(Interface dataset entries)
↓
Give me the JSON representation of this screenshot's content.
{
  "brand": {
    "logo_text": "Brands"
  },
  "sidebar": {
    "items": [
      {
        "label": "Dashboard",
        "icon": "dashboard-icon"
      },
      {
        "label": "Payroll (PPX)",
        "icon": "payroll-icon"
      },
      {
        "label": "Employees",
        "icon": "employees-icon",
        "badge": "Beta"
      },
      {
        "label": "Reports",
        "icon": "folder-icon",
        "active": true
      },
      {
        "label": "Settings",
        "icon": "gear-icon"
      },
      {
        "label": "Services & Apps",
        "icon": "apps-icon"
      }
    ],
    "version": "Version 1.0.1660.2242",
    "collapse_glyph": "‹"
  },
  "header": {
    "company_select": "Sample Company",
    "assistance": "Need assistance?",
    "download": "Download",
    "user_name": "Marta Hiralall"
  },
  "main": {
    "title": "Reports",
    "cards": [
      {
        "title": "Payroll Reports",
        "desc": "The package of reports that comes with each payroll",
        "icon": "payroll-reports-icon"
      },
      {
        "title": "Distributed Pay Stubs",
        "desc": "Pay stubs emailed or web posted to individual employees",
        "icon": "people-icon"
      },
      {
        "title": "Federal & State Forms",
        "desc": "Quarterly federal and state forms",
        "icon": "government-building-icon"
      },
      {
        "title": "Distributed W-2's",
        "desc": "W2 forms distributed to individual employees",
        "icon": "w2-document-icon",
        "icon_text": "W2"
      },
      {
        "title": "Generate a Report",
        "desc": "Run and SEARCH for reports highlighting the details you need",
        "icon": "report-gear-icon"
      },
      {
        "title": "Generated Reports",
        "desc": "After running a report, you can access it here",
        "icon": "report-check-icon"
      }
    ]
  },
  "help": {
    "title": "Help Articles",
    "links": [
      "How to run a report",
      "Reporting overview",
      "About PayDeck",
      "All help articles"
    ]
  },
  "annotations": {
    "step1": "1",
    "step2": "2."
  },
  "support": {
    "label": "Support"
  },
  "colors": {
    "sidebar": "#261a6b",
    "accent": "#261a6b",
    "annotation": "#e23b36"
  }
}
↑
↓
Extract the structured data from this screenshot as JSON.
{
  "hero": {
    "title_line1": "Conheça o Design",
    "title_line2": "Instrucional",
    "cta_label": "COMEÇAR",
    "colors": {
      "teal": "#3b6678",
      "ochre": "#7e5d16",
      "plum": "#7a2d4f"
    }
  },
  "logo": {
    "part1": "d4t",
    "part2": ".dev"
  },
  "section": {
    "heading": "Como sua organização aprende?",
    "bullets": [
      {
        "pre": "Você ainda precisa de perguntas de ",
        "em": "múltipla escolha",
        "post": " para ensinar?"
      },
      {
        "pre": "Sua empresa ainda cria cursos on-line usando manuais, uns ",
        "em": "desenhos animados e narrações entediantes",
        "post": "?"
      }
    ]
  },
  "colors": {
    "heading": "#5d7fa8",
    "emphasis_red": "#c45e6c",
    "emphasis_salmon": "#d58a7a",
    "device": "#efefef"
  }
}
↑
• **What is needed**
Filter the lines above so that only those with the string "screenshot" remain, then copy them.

• **Worked solution**
Give me the JSON representation of this screenshot's content.
Extract the structured data from this screenshot as JSON.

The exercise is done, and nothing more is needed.